• [PROMPT]: Go through the data below and return each line where the string "illustration" occurs.

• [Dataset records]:

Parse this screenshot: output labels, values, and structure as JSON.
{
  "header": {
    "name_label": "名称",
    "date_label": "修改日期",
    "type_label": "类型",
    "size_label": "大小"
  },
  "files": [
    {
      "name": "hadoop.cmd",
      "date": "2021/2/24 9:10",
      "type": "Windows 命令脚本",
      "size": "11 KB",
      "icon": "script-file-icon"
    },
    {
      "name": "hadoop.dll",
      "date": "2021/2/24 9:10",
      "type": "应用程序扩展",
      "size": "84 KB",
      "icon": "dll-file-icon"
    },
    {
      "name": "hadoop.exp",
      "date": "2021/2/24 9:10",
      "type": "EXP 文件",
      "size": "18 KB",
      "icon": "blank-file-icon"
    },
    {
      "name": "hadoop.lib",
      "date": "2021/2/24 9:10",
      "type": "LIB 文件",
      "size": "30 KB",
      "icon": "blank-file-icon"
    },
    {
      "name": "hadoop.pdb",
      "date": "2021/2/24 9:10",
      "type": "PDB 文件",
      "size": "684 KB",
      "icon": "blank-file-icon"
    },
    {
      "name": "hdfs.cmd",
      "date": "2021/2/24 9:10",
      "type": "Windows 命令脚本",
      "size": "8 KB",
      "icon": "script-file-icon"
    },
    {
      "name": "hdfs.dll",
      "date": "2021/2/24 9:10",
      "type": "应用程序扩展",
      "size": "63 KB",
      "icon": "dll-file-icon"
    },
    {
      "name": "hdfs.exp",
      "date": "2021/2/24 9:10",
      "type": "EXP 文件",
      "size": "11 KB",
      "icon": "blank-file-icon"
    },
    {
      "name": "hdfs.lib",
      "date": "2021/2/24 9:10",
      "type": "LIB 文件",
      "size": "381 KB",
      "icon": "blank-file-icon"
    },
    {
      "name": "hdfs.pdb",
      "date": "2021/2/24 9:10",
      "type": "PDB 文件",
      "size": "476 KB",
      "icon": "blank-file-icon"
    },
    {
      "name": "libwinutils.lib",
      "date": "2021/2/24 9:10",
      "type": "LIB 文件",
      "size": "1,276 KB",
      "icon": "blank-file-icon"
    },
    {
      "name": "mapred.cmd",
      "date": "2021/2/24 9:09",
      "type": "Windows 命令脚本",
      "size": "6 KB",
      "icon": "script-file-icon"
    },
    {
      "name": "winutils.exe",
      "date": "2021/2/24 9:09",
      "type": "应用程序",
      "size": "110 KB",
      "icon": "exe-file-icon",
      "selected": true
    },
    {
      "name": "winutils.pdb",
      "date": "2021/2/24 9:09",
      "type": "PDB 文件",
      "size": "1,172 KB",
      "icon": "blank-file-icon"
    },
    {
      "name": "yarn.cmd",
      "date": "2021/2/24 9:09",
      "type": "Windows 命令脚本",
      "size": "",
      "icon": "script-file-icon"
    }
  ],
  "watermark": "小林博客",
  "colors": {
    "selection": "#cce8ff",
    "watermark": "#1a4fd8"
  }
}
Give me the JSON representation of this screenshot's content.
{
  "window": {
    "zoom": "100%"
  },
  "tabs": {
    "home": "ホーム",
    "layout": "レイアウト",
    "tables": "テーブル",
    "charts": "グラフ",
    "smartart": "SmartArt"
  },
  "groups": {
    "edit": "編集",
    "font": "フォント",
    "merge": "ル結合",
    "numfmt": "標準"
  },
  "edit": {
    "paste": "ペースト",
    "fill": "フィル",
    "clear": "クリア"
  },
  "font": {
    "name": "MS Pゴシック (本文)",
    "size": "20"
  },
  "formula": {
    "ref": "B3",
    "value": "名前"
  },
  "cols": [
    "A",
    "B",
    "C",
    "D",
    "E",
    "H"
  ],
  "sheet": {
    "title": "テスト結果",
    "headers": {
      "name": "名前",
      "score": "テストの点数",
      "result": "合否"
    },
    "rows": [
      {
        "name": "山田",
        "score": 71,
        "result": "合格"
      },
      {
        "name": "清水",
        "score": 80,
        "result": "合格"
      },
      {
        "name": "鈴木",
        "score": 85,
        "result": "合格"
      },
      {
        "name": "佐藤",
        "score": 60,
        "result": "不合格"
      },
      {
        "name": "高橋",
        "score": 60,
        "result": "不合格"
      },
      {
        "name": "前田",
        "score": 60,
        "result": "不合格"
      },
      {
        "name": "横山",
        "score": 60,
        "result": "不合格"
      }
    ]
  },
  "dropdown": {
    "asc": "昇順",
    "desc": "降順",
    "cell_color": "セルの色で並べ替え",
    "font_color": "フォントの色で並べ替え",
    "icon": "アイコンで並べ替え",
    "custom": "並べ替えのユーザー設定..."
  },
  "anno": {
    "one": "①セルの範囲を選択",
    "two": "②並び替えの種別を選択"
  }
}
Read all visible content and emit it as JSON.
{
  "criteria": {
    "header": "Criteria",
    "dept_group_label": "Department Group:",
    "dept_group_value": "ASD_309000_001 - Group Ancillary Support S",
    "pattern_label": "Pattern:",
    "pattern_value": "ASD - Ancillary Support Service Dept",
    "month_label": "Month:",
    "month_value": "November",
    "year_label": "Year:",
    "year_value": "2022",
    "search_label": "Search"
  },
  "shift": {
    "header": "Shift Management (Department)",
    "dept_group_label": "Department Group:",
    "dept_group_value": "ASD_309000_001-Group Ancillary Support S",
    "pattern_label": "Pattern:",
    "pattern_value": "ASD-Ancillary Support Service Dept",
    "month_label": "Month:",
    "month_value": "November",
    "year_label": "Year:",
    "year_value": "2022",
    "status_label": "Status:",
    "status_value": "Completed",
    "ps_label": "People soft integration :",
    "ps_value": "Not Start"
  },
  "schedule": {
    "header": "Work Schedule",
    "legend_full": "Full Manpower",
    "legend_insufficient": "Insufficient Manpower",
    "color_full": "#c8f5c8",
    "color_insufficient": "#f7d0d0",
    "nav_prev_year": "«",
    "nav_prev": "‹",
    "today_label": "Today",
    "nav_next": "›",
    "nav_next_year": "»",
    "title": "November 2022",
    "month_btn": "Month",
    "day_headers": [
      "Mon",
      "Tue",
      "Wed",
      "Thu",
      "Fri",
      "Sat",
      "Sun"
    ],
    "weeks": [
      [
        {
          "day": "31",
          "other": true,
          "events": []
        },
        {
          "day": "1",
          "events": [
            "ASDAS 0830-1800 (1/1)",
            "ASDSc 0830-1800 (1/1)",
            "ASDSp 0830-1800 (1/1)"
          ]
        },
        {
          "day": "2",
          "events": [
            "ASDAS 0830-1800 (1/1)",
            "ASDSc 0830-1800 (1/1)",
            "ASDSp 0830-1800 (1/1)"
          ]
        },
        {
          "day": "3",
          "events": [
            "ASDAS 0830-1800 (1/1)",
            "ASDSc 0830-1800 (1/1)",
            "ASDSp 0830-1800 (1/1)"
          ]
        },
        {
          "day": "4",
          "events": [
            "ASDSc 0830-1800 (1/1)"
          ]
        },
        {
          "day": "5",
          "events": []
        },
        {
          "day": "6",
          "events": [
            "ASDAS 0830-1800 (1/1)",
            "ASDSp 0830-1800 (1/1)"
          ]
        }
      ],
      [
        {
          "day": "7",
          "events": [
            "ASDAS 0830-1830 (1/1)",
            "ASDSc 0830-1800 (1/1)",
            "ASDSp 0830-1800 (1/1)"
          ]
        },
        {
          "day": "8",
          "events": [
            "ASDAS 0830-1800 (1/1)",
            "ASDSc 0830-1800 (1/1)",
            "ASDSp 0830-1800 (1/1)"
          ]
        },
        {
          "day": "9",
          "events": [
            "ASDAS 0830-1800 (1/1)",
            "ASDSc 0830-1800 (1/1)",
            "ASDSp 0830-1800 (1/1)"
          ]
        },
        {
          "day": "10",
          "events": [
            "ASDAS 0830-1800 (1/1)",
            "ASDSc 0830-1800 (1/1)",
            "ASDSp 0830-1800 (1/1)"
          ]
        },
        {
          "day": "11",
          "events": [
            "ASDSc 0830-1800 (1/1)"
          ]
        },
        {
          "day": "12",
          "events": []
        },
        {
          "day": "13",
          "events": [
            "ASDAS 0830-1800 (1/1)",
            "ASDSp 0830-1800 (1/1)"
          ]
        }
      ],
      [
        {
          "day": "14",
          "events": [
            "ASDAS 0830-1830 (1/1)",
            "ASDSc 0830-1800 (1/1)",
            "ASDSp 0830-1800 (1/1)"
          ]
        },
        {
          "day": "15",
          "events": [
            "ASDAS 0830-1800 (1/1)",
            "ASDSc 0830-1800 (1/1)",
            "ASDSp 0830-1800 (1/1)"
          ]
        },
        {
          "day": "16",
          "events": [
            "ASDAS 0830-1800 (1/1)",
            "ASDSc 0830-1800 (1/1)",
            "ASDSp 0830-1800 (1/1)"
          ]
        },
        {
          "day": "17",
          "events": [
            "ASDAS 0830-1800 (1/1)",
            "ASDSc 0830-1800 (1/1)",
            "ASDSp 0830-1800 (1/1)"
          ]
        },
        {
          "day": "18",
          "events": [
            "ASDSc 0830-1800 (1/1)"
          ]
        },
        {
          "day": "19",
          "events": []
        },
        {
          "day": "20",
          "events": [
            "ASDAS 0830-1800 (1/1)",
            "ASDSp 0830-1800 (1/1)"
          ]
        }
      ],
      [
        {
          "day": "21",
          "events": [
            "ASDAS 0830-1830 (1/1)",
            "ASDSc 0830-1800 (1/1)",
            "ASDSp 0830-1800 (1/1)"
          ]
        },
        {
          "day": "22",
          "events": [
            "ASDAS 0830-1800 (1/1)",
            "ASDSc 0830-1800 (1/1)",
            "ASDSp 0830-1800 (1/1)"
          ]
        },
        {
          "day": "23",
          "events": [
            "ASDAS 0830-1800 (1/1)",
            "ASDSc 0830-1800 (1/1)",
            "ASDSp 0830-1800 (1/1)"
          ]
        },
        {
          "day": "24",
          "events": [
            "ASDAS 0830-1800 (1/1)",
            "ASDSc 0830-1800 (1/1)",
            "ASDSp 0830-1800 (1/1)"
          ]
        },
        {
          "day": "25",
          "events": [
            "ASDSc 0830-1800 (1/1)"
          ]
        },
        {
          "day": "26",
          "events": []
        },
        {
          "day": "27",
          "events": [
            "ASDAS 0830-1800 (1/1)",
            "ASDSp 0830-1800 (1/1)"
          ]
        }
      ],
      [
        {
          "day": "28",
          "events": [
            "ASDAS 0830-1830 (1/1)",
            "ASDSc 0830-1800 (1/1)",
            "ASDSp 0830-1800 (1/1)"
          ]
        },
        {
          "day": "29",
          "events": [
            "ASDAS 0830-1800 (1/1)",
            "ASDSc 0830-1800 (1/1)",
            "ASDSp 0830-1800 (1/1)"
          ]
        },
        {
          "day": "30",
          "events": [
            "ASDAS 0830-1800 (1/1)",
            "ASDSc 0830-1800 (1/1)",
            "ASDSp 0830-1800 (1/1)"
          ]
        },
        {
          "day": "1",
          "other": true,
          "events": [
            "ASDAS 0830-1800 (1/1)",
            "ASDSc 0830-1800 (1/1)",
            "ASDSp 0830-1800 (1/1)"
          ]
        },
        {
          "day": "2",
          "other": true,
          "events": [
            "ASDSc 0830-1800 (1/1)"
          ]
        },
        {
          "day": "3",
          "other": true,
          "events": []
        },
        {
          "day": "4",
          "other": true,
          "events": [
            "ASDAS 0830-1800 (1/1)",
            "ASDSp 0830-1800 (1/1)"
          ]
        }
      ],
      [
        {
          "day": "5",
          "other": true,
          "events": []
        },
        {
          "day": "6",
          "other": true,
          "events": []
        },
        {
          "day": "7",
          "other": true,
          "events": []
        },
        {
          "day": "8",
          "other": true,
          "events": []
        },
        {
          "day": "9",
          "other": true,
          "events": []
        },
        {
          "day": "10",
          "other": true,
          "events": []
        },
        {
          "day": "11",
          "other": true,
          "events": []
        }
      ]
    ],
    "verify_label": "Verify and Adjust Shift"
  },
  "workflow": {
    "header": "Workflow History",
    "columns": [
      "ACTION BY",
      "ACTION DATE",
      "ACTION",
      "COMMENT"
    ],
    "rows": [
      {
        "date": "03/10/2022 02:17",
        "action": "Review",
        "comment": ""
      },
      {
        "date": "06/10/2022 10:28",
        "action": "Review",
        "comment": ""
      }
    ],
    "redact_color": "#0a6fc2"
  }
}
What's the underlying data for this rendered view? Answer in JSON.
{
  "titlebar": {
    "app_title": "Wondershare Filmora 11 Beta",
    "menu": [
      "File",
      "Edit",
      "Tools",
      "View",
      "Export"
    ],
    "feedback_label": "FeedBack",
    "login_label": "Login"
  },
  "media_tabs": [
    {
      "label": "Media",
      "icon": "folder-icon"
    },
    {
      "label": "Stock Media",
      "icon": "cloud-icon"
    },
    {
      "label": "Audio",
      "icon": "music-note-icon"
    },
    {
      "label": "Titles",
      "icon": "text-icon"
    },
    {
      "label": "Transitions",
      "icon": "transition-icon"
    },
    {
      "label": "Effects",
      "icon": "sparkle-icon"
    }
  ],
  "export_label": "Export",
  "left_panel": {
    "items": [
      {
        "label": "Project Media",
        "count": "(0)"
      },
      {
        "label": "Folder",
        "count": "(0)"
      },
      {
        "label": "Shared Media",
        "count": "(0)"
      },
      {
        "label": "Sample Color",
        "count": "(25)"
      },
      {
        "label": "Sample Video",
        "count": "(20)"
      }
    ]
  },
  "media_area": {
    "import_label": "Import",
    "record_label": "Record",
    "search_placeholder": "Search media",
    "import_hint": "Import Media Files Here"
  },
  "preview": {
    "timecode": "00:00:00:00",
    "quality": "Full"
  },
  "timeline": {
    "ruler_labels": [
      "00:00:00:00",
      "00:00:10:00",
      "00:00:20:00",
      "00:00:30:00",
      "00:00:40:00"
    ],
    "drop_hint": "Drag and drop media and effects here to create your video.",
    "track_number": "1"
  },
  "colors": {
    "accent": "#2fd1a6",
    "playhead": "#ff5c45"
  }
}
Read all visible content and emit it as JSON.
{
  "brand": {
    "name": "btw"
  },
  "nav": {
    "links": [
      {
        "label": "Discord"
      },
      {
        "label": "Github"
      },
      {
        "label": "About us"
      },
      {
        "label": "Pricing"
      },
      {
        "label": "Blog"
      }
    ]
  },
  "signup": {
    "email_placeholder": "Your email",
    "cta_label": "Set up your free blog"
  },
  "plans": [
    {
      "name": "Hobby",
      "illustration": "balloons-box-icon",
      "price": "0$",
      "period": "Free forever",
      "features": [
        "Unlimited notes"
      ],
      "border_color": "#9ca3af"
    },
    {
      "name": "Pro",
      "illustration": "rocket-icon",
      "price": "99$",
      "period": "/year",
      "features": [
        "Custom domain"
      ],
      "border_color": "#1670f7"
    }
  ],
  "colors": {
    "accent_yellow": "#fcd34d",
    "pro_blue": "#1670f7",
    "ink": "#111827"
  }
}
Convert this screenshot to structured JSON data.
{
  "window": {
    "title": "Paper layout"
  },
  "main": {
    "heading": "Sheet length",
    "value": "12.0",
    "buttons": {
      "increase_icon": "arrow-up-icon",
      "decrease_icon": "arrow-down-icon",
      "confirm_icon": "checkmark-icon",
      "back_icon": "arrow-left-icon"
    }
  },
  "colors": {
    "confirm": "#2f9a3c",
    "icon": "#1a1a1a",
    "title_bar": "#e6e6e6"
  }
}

• [SOLUTION TO THE PROBLEM]:
      "illustration": "balloons-box-icon",
      "illustration": "rocket-icon",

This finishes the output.